RALEIGH, N.C. (AP) — Smoke from burnt sweet potatoes wafting around the town of Farmville has nothing to do with holiday baking.
A silo full of dehydrated sweet potatoes has been smoldering in the town an hour east of Raleigh since at least the week of Thanksgiving, said Farmville town manager David Hodgkins.
Firefighters and other town personnel have been at the scene around the clock since Nov. 27, when Hodgkins said the fire became apparent. At least 25 million gallons of water has been sprayed, but it's not clear when it might be extinguished.
He says the fire doesn't pose a health threat to the town of nearly 5,000 people, but some residents complained about the smoke. He expects the company called Natural Blend to pay firefighting costs, which include water purchased from nearby Greenville.
Natural Blend Vegetable Dehydration opened in 2014 and dehydrates sweet potatoes used primarily in pet food, according to a release from the NCEast Alliance. It employed about 30 people at the time. North Carolina produces more sweet potatoes than any other state.
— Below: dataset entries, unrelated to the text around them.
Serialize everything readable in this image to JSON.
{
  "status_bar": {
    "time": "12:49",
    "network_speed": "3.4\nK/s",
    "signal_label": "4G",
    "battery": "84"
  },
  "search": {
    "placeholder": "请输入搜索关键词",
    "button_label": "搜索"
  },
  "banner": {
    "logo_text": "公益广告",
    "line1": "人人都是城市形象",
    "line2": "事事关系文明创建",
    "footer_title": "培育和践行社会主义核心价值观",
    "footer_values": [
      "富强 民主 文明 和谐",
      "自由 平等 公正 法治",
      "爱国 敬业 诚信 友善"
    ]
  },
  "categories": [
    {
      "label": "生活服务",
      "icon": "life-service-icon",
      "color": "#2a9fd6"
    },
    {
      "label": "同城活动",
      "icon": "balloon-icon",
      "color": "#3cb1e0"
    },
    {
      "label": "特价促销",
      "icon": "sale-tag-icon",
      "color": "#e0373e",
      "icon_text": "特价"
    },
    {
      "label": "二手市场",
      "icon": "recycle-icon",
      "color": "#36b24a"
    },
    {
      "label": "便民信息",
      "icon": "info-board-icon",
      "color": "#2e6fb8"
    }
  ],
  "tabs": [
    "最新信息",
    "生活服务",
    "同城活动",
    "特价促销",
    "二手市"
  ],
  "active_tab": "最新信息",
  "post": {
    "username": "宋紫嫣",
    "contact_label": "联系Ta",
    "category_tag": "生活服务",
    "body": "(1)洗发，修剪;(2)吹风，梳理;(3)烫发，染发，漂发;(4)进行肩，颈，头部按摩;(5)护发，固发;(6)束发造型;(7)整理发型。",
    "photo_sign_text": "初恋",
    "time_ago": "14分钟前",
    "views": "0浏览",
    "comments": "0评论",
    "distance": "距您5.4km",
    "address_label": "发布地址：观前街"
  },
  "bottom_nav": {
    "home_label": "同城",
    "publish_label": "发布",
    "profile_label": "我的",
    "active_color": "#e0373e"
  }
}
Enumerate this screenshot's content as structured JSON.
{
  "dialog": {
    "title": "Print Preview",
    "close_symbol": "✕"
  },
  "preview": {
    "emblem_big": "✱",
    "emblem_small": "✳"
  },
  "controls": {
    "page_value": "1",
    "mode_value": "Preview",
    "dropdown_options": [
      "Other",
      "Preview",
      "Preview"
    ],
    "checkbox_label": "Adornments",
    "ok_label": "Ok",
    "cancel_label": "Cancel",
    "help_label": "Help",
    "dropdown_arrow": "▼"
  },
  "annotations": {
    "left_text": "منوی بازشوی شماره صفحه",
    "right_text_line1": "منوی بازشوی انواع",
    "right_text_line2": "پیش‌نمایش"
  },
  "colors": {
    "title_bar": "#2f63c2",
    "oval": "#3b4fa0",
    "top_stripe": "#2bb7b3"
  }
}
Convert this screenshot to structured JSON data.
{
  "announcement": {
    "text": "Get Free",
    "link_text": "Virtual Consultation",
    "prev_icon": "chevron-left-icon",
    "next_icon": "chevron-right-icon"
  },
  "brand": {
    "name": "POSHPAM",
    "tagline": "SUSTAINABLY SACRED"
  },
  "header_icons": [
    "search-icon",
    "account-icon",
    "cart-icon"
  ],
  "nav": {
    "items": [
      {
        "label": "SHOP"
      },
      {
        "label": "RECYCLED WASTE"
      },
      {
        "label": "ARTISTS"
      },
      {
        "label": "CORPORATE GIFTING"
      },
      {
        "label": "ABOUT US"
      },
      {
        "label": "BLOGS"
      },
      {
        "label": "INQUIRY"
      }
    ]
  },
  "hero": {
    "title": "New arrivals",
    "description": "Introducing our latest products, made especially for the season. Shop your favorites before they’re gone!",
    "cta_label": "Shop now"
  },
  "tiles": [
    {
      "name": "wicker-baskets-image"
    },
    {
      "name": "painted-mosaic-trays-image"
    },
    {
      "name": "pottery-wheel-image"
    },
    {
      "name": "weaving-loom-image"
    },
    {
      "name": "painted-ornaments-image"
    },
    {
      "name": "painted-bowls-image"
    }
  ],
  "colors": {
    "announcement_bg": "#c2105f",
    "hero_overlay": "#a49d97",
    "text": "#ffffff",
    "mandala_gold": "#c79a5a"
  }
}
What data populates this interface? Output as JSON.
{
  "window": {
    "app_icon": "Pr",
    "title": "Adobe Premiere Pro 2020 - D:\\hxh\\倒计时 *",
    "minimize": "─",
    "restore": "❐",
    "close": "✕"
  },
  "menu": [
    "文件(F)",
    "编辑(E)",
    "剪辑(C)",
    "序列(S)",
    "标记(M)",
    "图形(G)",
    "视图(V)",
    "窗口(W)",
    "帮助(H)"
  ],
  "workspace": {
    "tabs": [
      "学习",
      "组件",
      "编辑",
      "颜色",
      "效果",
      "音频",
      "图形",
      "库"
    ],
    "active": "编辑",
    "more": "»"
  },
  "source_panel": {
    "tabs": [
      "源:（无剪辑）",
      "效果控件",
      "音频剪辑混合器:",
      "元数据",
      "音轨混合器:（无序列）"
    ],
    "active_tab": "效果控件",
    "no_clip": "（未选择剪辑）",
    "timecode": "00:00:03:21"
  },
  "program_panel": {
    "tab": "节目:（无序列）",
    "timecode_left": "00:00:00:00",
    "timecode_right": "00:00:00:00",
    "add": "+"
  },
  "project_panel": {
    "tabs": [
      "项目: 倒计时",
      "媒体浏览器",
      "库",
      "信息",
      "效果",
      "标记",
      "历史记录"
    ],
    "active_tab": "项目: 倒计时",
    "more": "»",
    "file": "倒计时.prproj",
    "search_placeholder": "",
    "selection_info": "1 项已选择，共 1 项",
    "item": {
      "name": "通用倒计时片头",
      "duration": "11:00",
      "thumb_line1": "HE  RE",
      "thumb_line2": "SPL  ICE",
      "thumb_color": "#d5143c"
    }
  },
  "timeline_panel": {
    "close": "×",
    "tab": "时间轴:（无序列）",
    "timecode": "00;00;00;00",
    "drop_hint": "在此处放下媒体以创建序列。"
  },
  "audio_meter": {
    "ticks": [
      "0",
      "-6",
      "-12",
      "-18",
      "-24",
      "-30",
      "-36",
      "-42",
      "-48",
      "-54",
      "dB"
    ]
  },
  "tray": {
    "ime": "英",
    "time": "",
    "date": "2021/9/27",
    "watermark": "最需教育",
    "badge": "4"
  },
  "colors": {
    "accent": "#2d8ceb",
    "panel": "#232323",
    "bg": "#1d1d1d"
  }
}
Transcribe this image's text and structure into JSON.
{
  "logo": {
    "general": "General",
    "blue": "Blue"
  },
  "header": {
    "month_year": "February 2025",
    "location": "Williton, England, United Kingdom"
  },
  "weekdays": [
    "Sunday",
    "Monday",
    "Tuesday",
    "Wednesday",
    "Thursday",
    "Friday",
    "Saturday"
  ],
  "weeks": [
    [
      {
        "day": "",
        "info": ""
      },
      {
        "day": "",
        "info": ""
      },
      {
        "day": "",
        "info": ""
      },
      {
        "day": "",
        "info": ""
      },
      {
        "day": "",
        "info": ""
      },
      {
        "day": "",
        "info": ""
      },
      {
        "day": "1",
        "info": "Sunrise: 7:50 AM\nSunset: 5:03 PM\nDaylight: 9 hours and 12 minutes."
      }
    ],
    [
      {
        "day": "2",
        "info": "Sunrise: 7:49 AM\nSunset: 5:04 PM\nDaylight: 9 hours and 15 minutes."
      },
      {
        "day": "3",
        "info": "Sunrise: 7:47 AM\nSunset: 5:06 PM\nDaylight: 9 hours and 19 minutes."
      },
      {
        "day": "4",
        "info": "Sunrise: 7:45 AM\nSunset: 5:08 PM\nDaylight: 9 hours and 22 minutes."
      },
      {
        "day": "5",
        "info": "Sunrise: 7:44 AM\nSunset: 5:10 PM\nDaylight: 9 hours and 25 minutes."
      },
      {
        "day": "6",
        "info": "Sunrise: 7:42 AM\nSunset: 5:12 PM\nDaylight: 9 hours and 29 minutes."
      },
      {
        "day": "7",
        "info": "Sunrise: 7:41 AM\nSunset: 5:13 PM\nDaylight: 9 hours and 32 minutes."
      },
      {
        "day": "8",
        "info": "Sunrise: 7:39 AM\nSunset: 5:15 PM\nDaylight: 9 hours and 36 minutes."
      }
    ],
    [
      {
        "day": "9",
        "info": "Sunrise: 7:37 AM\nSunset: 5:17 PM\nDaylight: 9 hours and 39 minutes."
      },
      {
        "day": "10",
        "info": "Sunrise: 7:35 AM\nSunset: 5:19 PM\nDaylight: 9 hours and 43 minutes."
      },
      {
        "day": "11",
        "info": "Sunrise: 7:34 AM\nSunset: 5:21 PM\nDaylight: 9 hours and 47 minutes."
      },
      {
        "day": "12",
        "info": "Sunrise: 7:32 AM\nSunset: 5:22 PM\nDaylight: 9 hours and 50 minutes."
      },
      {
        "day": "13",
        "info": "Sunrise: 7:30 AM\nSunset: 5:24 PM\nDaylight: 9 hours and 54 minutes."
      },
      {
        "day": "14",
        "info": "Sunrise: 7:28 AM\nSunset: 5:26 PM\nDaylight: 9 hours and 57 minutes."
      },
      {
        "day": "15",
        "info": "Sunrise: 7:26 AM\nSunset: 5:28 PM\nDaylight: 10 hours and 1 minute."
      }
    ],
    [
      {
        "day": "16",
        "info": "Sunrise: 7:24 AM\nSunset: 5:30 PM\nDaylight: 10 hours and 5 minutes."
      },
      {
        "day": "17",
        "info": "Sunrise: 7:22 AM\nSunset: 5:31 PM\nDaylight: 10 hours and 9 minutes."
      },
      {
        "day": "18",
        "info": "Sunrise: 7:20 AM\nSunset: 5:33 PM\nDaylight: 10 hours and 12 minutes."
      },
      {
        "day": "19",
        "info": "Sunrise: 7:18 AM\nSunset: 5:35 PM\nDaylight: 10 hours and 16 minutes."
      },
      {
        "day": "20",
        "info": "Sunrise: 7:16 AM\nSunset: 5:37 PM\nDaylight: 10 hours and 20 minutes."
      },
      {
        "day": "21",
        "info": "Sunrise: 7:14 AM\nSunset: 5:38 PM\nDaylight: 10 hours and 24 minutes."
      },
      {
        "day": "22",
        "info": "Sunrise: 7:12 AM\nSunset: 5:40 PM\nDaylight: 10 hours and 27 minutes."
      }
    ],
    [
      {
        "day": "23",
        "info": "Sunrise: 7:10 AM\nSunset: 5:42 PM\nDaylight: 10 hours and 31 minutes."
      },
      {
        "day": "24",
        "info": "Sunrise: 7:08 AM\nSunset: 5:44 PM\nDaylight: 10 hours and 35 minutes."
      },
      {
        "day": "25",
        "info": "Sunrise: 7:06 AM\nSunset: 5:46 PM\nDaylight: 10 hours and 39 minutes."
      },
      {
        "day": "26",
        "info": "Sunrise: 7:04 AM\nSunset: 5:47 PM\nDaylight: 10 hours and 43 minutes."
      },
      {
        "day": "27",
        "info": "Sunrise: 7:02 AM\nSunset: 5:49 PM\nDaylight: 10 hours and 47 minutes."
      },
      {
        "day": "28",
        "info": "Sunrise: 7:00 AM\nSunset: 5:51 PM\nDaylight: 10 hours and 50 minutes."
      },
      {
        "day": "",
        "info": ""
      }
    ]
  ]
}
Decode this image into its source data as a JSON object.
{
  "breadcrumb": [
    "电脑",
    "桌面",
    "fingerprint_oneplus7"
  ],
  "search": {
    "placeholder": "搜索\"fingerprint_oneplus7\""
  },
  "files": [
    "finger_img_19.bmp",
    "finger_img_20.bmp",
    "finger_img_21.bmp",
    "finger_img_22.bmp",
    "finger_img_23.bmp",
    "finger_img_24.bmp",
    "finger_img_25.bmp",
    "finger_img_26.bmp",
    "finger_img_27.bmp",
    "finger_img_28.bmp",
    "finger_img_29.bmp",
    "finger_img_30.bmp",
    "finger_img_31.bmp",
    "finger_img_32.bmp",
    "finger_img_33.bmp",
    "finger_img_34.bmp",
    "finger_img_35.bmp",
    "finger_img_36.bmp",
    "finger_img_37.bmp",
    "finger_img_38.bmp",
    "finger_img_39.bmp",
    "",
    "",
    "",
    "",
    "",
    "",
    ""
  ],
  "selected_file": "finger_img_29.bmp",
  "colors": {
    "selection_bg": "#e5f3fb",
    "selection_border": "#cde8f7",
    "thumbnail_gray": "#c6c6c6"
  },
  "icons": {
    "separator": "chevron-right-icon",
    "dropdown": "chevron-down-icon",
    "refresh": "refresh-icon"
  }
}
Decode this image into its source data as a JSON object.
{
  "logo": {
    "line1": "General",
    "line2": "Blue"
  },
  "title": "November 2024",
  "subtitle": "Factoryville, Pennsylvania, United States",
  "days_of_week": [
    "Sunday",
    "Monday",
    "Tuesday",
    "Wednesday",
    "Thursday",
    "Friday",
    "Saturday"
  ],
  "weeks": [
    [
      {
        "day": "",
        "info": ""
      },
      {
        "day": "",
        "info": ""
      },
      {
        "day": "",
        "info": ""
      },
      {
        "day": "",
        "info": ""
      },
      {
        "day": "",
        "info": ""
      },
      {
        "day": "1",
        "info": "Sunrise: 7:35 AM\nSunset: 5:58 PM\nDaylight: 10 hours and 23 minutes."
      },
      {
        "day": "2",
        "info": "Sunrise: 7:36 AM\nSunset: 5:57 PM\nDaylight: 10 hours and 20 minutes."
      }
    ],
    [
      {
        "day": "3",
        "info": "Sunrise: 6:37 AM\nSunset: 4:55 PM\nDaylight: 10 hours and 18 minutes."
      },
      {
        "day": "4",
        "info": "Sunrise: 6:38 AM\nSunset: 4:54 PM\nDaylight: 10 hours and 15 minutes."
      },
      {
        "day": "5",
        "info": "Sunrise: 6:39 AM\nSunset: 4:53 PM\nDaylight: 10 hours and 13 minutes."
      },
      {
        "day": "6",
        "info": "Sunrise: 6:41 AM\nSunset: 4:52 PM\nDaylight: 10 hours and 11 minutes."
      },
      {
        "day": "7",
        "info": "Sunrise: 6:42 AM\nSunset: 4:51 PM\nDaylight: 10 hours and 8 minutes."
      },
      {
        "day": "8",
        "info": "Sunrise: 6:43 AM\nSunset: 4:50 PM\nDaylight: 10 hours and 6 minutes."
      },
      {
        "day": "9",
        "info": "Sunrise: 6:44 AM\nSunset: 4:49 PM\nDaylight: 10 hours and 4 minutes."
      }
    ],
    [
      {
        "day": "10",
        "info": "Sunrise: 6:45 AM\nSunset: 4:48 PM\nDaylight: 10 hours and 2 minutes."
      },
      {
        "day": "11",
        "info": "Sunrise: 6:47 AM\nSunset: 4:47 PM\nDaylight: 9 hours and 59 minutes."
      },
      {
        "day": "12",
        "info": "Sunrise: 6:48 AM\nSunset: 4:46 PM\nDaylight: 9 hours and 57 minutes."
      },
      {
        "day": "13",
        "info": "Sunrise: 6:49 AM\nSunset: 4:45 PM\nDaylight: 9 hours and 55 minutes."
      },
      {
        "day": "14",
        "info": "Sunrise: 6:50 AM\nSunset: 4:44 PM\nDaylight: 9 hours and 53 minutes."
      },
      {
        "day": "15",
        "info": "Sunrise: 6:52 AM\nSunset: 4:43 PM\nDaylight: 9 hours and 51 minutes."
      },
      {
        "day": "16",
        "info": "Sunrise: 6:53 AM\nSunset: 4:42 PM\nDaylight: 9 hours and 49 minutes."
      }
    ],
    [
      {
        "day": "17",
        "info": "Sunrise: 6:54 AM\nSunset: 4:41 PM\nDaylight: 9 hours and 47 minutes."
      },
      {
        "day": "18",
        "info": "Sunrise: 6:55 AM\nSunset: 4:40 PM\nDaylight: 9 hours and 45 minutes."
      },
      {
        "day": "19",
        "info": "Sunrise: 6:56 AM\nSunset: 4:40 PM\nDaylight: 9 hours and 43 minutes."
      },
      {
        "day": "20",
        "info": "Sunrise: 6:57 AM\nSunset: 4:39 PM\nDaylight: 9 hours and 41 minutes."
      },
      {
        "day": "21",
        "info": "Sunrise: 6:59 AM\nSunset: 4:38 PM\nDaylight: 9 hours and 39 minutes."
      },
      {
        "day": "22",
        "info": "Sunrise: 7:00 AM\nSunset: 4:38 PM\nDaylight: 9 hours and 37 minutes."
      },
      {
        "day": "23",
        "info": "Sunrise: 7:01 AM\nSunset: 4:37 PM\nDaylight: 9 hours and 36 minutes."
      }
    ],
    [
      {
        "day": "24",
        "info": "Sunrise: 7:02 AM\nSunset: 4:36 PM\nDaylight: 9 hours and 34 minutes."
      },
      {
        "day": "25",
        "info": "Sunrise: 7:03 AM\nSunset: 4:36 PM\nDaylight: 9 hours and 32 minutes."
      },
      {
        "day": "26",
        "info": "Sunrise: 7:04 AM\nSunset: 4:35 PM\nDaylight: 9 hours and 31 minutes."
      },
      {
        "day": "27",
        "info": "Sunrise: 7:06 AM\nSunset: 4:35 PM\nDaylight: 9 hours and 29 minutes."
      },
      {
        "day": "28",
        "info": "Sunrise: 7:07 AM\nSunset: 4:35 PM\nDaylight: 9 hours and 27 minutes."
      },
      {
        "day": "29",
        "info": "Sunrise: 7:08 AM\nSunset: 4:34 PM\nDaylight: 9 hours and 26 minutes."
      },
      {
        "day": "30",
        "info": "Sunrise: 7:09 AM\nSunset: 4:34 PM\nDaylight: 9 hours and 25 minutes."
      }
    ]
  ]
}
Bobby Ham, a manager listed in state filings, didn't immediately return a message seeking comment.
It's not clear when or how the fire started. Some dehydrated sweet potatoes in the silo got wet over the summer before drying and solidifying, and the company tried drilling holes to dislodge the hardened mass — which may have created a spark, Hodgkins said.
"It's been described as harder than concrete," he said.
At first, firefighters used a machine to continuously spray water from the side, but they've switched to periodic 10,000- gallon sprays into the top of the silo, he said. Farmville sought advice from experts on fighting oil well fires, and state forestry officials used a helicopter to take infrared images.
"What they're trying to do is allow the silo to burn itself out," he said.